AFM's response to the Berkeley study on DDT
Please find below Africa Fighting Malaria's official response to the Eskenazi
et al. study linking prenatal exposure to DDT with neurodevelopmental problems.
This was sent to journalists around the world today, along with a summary of
the science behind DDT and human health, which follows the statement below.
Please feel free to circulate.
Have a nice day,
*Africa Fighting Malaria responds to Berkeley University study into DDT and
Neurodevelopment in Children *
*July 10, 2006*
Once again media attention has been given to research that links DDT exposure
to human harm. The latest study by Eskenazi et al.  found a limited,
perhaps transient association between DDT and neurodevelopment in children at
6, 12 and 24 months born to Mexican women who lived in California following
exposure to agricultural uses of DDT in Mexico. The findings, based on a
small sample population in one location, prompted the researchers to recommend
that countries considering the use of DDT in malaria control should "weigh its
benefit in eradicating malaria against the negative associations" found in
their study. Africa Fighting Malaria rejects this conclusion and finds it
both irresponsible and misleading.
During WWII, soldiers and civilians were covered in DDT to protect them from
lice-born typhus, a strategy which rapidly brought epidemics under control. DDT
was also used to control malarial mosquitoes in the Pacific theatre of war
where it was sprayed on tents and housing. Due to these resounding successes,
DDT was employed widely for malaria control after 1945 through indoor residual
spraying (IRS) programs. In IRS programs, DDT is sprayed in tiny quantities on
the inside walls of houses where it protects residents from mosquito bites for
up to a year by repelling the insects and killing the few that enter the home.
This limited, indoor spraying has saved millions of people from malaria. The
use of DDT in this way is entirely different to the widespread and
indiscriminate spraying of DDT in agriculture, which is now outlawed.
The research by Eskenazi et al. is the latest in a long line of studies that
have attempted to find associations between DDT and its metabolite DDE and harm
to human health. In the past several decades, innumerable studies have
examined DDT's toxicity and claimed "links" between DDT and human cancers,
reduced maternal lactation, pre-term births, low birth weight and endocrine

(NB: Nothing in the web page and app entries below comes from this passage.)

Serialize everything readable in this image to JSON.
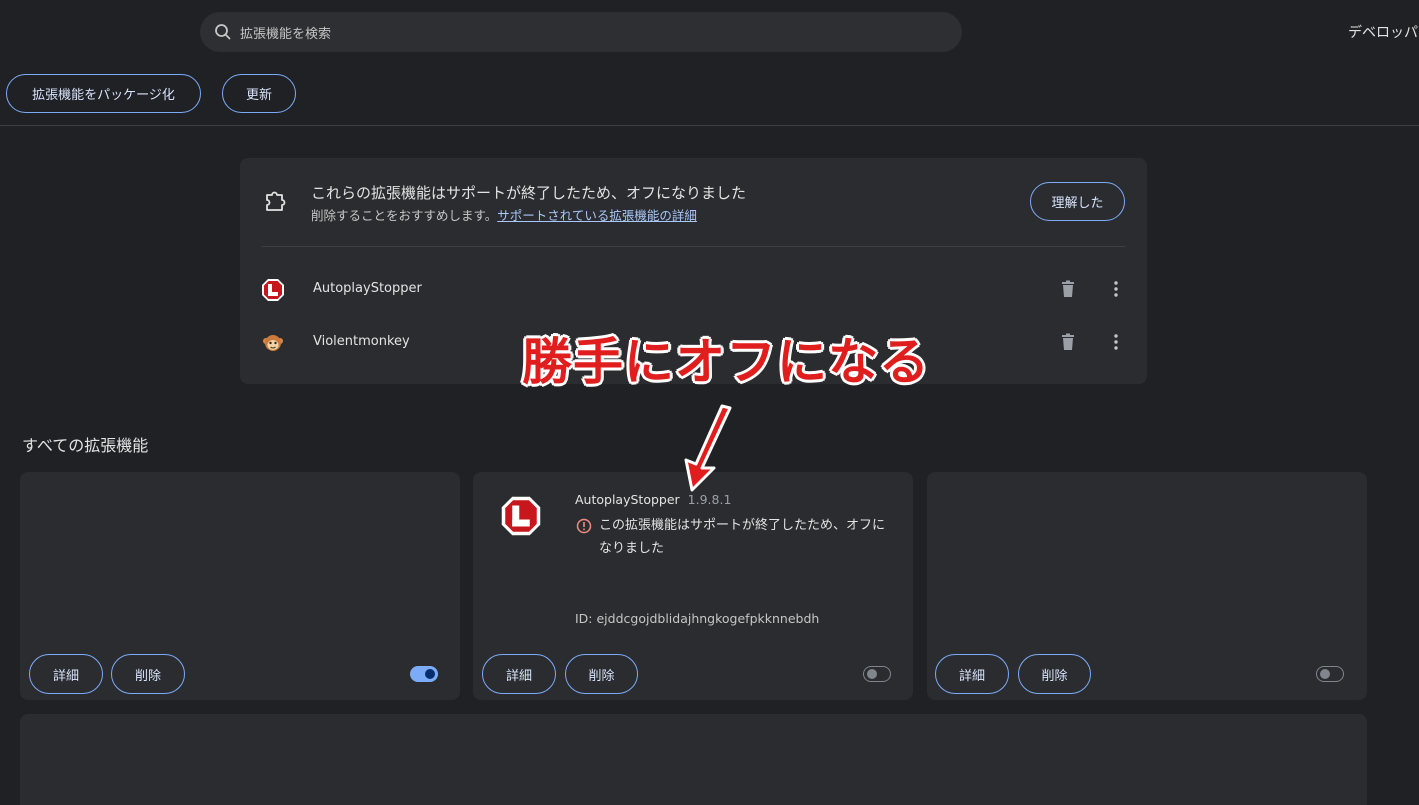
{
  "search": {
    "placeholder": "拡張機能を検索"
  },
  "header": {
    "devmode_label": "デベロッパ"
  },
  "toolbar": {
    "pack_label": "拡張機能をパッケージ化",
    "update_label": "更新"
  },
  "notice": {
    "title": "これらの拡張機能はサポートが終了したため、オフになりました",
    "subtitle": "削除することをおすすめします。",
    "link": "サポートされている拡張機能の詳細",
    "ack_label": "理解した",
    "items": [
      {
        "name": "AutoplayStopper",
        "icon": "autoplaystopper-icon"
      },
      {
        "name": "Violentmonkey",
        "icon": "violentmonkey-icon"
      }
    ]
  },
  "section": {
    "title": "すべての拡張機能"
  },
  "cards": [
    {
      "name": "",
      "version": "",
      "details_label": "詳細",
      "remove_label": "削除",
      "enabled": true
    },
    {
      "name": "AutoplayStopper",
      "version": "1.9.8.1",
      "warning": "この拡張機能はサポートが終了したため、オフになりました",
      "id": "ID: ejddcgojdblidajhngkogefpkknnebdh",
      "details_label": "詳細",
      "remove_label": "削除",
      "enabled": false
    },
    {
      "name": "",
      "version": "",
      "details_label": "詳細",
      "remove_label": "削除",
      "enabled": false
    }
  ],
  "annotation": {
    "text": "勝手にオフになる"
  },
  "colors": {
    "accent": "#7cacf8",
    "background": "#202124",
    "panel": "#2b2c30",
    "annotation": "#e01e1e"
  }
}
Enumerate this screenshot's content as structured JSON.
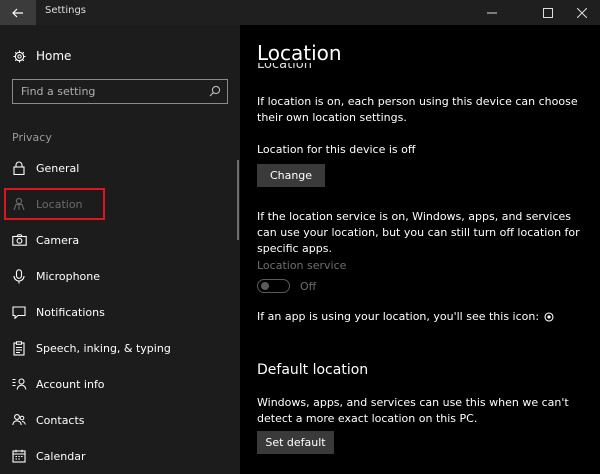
{
  "window": {
    "title": "Settings",
    "back_icon": "arrow-left-icon",
    "minimize_icon": "minimize-icon",
    "maximize_icon": "maximize-icon",
    "close_icon": "close-icon"
  },
  "sidebar": {
    "home_label": "Home",
    "search_placeholder": "Find a setting",
    "section_label": "Privacy",
    "items": [
      {
        "label": "General",
        "icon": "lock-icon"
      },
      {
        "label": "Location",
        "icon": "location-person-icon",
        "selected": true
      },
      {
        "label": "Camera",
        "icon": "camera-icon"
      },
      {
        "label": "Microphone",
        "icon": "microphone-icon"
      },
      {
        "label": "Notifications",
        "icon": "notification-icon"
      },
      {
        "label": "Speech, inking, & typing",
        "icon": "clipboard-icon"
      },
      {
        "label": "Account info",
        "icon": "account-info-icon"
      },
      {
        "label": "Contacts",
        "icon": "contacts-icon"
      },
      {
        "label": "Calendar",
        "icon": "calendar-icon"
      }
    ]
  },
  "content": {
    "page_title": "Location",
    "ghost_heading": "Location",
    "intro": "If location is on, each person using this device can choose their own location settings.",
    "device_status": "Location for this device is off",
    "change_button": "Change",
    "service_text": "If the location service is on, Windows, apps, and services can use your location, but you can still turn off location for specific apps.",
    "service_label": "Location service",
    "service_state": "Off",
    "icon_text": "If an app is using your location, you'll see this icon:",
    "default_heading": "Default location",
    "default_text": "Windows, apps, and services can use this when we can't detect a more exact location on this PC.",
    "set_default_button": "Set default"
  },
  "colors": {
    "sidebar_bg": "#1c1c1c",
    "content_bg": "#000000",
    "button_bg": "#3a3a3a",
    "highlight": "#e0141e"
  }
}
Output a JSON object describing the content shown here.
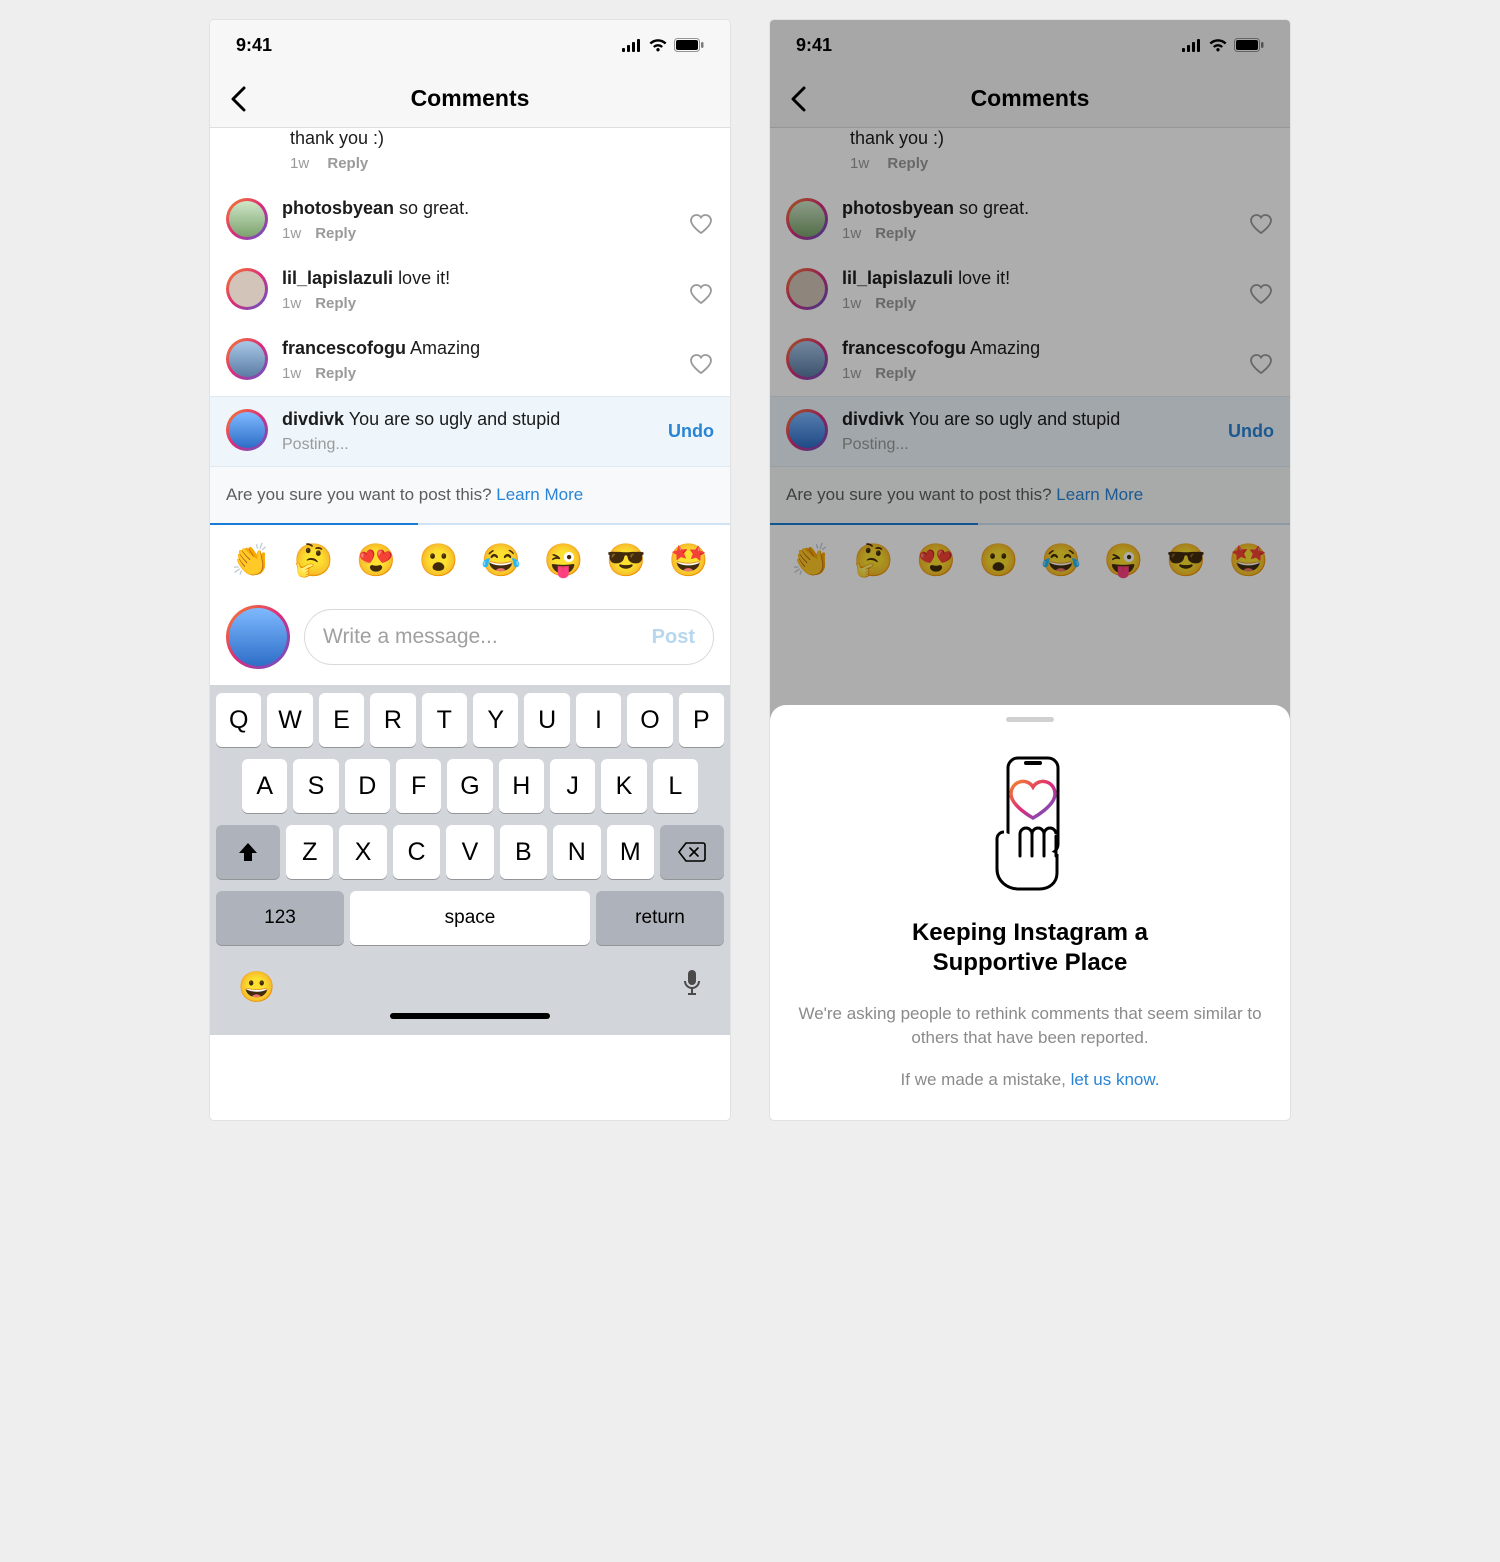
{
  "status": {
    "time": "9:41"
  },
  "nav": {
    "title": "Comments"
  },
  "partial": {
    "text": "thank you :)",
    "time": "1w",
    "reply": "Reply"
  },
  "comments": [
    {
      "username": "photosbyean",
      "text": "so great.",
      "time": "1w",
      "reply": "Reply",
      "avatar": "green"
    },
    {
      "username": "lil_lapislazuli",
      "text": "love it!",
      "time": "1w",
      "reply": "Reply",
      "avatar": "default"
    },
    {
      "username": "francescofogu",
      "text": "Amazing",
      "time": "1w",
      "reply": "Reply",
      "avatar": "sky"
    }
  ],
  "pending": {
    "username": "divdivk",
    "text": "You are so ugly and stupid",
    "posting": "Posting...",
    "undo": "Undo",
    "avatar": "blue"
  },
  "warning": {
    "question": "Are you sure you want to post this? ",
    "learn": "Learn More"
  },
  "emojis": [
    "👏",
    "🤔",
    "😍",
    "😮",
    "😂",
    "😜",
    "😎",
    "🤩"
  ],
  "composer": {
    "placeholder": "Write a message...",
    "post": "Post"
  },
  "keyboard": {
    "row1": [
      "Q",
      "W",
      "E",
      "R",
      "T",
      "Y",
      "U",
      "I",
      "O",
      "P"
    ],
    "row2": [
      "A",
      "S",
      "D",
      "F",
      "G",
      "H",
      "J",
      "K",
      "L"
    ],
    "row3": [
      "Z",
      "X",
      "C",
      "V",
      "B",
      "N",
      "M"
    ],
    "num": "123",
    "space": "space",
    "return": "return"
  },
  "sheet": {
    "title_line1": "Keeping Instagram a",
    "title_line2": "Supportive Place",
    "desc": "We're asking people to rethink comments that seem similar to others that have been reported.",
    "mistake_prefix": "If we made a mistake, ",
    "mistake_link": "let us know."
  }
}
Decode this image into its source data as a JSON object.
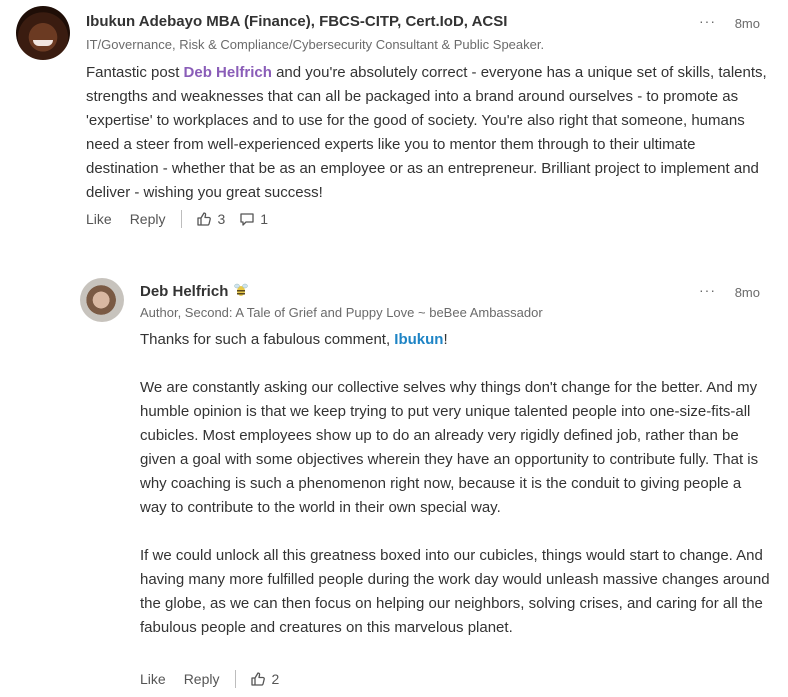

disruption. The overwhelming majority of these studies has not been
successfully replicated and ultimately failed to demonstrate any actual human
harm. DDT is known to be minimally toxic to humans, and is classified as a
"possible human carcinogen" – along with coffee, beer, peanut butter and a host
of everyday comestibles – by the International Agency for Research on Cancer.
DDT is exempted for public health use in the Stockholm Treaty on Persistent
Allegations that maternal lactation is affected by DDT have little substance
and seem contradicted by Eskenazi's research. Equally the claims that DDT
causes pre-term births and endocrine disruption were not confirmed by
Eskenazi's research. Moreover, in spite of the flurry of media activity
surrounding this study, the real-world implications for the current use of DDT
are very limited.
Richard Tren, Director of Africa Fighting Malaria notes, "These studies amount
to little more than momentary scare stories designed to direct popular
attention to unknown, hypothetical risks from DDT and to ignore the
considerable and ongoing benefits of using DDT in malaria control in
conjunction with mosquito nets and effective drugs. The findings of Eskenazi
et al. are neither conclusive nor relevant to the use of DDT with IRS programs
for malaria control."
DDT has saved millions of lives from malaria and continues to protect millions
more from a disease that causes pain, suffering, childhood impairment, economic
loss ($12 billion annually on the African continent) and the deaths of over a
million people globally each year. This continued failure to balance the real
risks that children in malarial areas face with hypothetical risks from DDT
reveals a startling lack of scientific integrity, as well as ill-conceived
ideas about the economics of public health policy. The media coverage of this
singular, un-replicated study begs the question of how many more children and
pregnant women will die from a preventable disease as a result of yet another
unconfirmed scare story?
Africa Fighting Malaria welcomes research and studies that help us to
understand DDT better. However, AFM urges malaria control programs, malaria
scientists and public health experts to base anti-malaria interventions on
sound science and scientific evidence. Limited, un-replicated studies should
have no place in decision making on DDT.
*Please find attached a fact sheet about DDT and human health for your
reference.* [FROM MODERATOR: THE LIST HAS BEEN REMOVED TO KEEP THE MESSAGE TO A
REASONABLE LENGTHEN. YOU CAN REQUEST IT FROM THE AUTHORS LISTED BELOW]
Richard Tren Philip Coticelli
+1 202 223 3298 +1 202 223 3519
+1 202 420 1837 (cell) +1 301 801 5801 (cell)